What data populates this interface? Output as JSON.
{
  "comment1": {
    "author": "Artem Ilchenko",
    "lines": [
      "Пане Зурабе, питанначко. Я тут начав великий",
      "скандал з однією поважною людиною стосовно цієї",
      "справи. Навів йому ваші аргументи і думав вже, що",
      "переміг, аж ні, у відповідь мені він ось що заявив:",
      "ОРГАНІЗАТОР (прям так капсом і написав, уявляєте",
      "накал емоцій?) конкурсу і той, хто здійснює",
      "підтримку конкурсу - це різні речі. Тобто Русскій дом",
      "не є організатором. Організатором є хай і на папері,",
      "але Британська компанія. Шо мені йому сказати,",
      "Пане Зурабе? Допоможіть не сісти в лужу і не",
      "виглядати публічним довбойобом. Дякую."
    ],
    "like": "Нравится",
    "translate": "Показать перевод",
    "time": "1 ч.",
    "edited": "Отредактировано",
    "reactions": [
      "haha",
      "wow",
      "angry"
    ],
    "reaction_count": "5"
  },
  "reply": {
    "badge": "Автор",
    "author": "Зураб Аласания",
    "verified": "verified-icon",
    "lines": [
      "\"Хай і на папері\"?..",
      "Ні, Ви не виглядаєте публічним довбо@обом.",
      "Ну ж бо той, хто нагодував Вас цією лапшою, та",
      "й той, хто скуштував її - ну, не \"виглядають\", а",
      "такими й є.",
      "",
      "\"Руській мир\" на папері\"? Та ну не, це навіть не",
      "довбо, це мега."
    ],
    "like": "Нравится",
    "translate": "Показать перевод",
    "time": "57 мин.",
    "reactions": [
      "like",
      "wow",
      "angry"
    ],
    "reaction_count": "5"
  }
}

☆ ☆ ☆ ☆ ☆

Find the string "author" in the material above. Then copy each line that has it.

    "author": "Artem Ilchenko",
    "author": "Зураб Аласания",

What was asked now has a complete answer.